* [Task instructions]: Would you output all the entries below without altering a word?

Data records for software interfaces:
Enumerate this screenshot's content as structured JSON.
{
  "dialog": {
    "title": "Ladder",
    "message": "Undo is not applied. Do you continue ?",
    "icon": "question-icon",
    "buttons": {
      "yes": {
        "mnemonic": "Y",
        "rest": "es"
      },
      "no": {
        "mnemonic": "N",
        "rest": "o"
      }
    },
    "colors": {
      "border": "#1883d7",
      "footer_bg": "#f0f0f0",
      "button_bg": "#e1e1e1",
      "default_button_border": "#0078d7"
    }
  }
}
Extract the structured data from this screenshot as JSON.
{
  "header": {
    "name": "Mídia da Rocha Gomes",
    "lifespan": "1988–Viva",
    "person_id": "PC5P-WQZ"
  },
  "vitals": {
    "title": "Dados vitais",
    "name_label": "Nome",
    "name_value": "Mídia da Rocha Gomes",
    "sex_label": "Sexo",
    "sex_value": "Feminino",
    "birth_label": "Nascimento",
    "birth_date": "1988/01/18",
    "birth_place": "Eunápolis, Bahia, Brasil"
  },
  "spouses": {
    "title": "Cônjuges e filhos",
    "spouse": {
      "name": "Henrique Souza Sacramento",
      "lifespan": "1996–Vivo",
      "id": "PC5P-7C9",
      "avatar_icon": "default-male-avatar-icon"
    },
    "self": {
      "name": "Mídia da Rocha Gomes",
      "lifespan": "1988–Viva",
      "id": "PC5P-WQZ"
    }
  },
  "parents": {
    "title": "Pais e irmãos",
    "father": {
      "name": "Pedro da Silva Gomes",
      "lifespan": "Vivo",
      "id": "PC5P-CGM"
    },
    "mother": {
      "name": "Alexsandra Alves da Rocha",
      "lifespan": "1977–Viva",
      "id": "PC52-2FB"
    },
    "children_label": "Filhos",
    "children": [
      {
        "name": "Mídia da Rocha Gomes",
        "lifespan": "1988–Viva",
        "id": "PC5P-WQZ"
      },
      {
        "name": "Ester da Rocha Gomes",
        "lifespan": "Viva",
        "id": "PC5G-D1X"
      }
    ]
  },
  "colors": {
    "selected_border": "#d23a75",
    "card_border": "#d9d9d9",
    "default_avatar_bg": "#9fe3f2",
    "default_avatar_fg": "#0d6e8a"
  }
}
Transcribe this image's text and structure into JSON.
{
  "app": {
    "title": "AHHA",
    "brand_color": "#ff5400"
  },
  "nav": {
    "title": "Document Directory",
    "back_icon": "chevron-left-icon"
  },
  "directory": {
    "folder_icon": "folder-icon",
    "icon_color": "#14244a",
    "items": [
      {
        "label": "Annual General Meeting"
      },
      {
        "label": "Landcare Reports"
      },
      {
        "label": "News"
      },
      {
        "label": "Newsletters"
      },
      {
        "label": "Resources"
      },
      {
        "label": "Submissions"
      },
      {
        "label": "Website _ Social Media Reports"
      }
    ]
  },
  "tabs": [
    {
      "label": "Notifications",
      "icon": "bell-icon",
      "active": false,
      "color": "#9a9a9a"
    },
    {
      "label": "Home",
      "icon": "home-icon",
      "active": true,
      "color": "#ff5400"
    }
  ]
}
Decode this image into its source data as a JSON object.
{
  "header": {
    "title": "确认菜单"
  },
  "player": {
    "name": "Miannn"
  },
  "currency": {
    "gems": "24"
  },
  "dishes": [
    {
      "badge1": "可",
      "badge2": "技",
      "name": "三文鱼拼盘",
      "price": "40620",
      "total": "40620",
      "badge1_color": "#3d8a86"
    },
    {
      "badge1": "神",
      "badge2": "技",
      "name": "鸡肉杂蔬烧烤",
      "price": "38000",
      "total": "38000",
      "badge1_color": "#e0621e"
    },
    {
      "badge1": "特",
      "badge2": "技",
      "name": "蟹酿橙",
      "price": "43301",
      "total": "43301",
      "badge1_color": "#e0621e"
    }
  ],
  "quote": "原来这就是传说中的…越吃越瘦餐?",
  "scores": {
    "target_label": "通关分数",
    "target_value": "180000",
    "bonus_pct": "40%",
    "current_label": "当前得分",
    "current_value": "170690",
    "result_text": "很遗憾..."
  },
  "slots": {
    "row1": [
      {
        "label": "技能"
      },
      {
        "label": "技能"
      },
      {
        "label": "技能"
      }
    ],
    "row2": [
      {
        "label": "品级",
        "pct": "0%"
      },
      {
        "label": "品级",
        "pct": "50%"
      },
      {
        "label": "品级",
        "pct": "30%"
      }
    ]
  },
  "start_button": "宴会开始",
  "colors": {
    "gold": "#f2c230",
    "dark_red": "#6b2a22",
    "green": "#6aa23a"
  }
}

* [Task response]:
Enumerate this screenshot's content as structured JSON.
{
  "dialog": {
    "title": "Ladder",
    "message": "Undo is not applied. Do you continue ?",
    "icon": "question-icon",
    "buttons": {
      "yes": {
        "mnemonic": "Y",
        "rest": "es"
      },
      "no": {
        "mnemonic": "N",
        "rest": "o"
      }
    },
    "colors": {
      "border": "#1883d7",
      "footer_bg": "#f0f0f0",
      "button_bg": "#e1e1e1",
      "default_button_border": "#0078d7"
    }
  }
}
Extract the structured data from this screenshot as JSON.
{
  "header": {
    "name": "Mídia da Rocha Gomes",
    "lifespan": "1988–Viva",
    "person_id": "PC5P-WQZ"
  },
  "vitals": {
    "title": "Dados vitais",
    "name_label": "Nome",
    "name_value": "Mídia da Rocha Gomes",
    "sex_label": "Sexo",
    "sex_value": "Feminino",
    "birth_label": "Nascimento",
    "birth_date": "1988/01/18",
    "birth_place": "Eunápolis, Bahia, Brasil"
  },
  "spouses": {
    "title": "Cônjuges e filhos",
    "spouse": {
      "name": "Henrique Souza Sacramento",
      "lifespan": "1996–Vivo",
      "id": "PC5P-7C9",
      "avatar_icon": "default-male-avatar-icon"
    },
    "self": {
      "name": "Mídia da Rocha Gomes",
      "lifespan": "1988–Viva",
      "id": "PC5P-WQZ"
    }
  },
  "parents": {
    "title": "Pais e irmãos",
    "father": {
      "name": "Pedro da Silva Gomes",
      "lifespan": "Vivo",
      "id": "PC5P-CGM"
    },
    "mother": {
      "name": "Alexsandra Alves da Rocha",
      "lifespan": "1977–Viva",
      "id": "PC52-2FB"
    },
    "children_label": "Filhos",
    "children": [
      {
        "name": "Mídia da Rocha Gomes",
        "lifespan": "1988–Viva",
        "id": "PC5P-WQZ"
      },
      {
        "name": "Ester da Rocha Gomes",
        "lifespan": "Viva",
        "id": "PC5G-D1X"
      }
    ]
  },
  "colors": {
    "selected_border": "#d23a75",
    "card_border": "#d9d9d9",
    "default_avatar_bg": "#9fe3f2",
    "default_avatar_fg": "#0d6e8a"
  }
}
Transcribe this image's text and structure into JSON.
{
  "app": {
    "title": "AHHA",
    "brand_color": "#ff5400"
  },
  "nav": {
    "title": "Document Directory",
    "back_icon": "chevron-left-icon"
  },
  "directory": {
    "folder_icon": "folder-icon",
    "icon_color": "#14244a",
    "items": [
      {
        "label": "Annual General Meeting"
      },
      {
        "label": "Landcare Reports"
      },
      {
        "label": "News"
      },
      {
        "label": "Newsletters"
      },
      {
        "label": "Resources"
      },
      {
        "label": "Submissions"
      },
      {
        "label": "Website _ Social Media Reports"
      }
    ]
  },
  "tabs": [
    {
      "label": "Notifications",
      "icon": "bell-icon",
      "active": false,
      "color": "#9a9a9a"
    },
    {
      "label": "Home",
      "icon": "home-icon",
      "active": true,
      "color": "#ff5400"
    }
  ]
}
Decode this image into its source data as a JSON object.
{
  "header": {
    "title": "确认菜单"
  },
  "player": {
    "name": "Miannn"
  },
  "currency": {
    "gems": "24"
  },
  "dishes": [
    {
      "badge1": "可",
      "badge2": "技",
      "name": "三文鱼拼盘",
      "price": "40620",
      "total": "40620",
      "badge1_color": "#3d8a86"
    },
    {
      "badge1": "神",
      "badge2": "技",
      "name": "鸡肉杂蔬烧烤",
      "price": "38000",
      "total": "38000",
      "badge1_color": "#e0621e"
    },
    {
      "badge1": "特",
      "badge2": "技",
      "name": "蟹酿橙",
      "price": "43301",
      "total": "43301",
      "badge1_color": "#e0621e"
    }
  ],
  "quote": "原来这就是传说中的…越吃越瘦餐?",
  "scores": {
    "target_label": "通关分数",
    "target_value": "180000",
    "bonus_pct": "40%",
    "current_label": "当前得分",
    "current_value": "170690",
    "result_text": "很遗憾..."
  },
  "slots": {
    "row1": [
      {
        "label": "技能"
      },
      {
        "label": "技能"
      },
      {
        "label": "技能"
      }
    ],
    "row2": [
      {
        "label": "品级",
        "pct": "0%"
      },
      {
        "label": "品级",
        "pct": "50%"
      },
      {
        "label": "品级",
        "pct": "30%"
      }
    ]
  },
  "start_button": "宴会开始",
  "colors": {
    "gold": "#f2c230",
    "dark_red": "#6b2a22",
    "green": "#6aa23a"
  }
}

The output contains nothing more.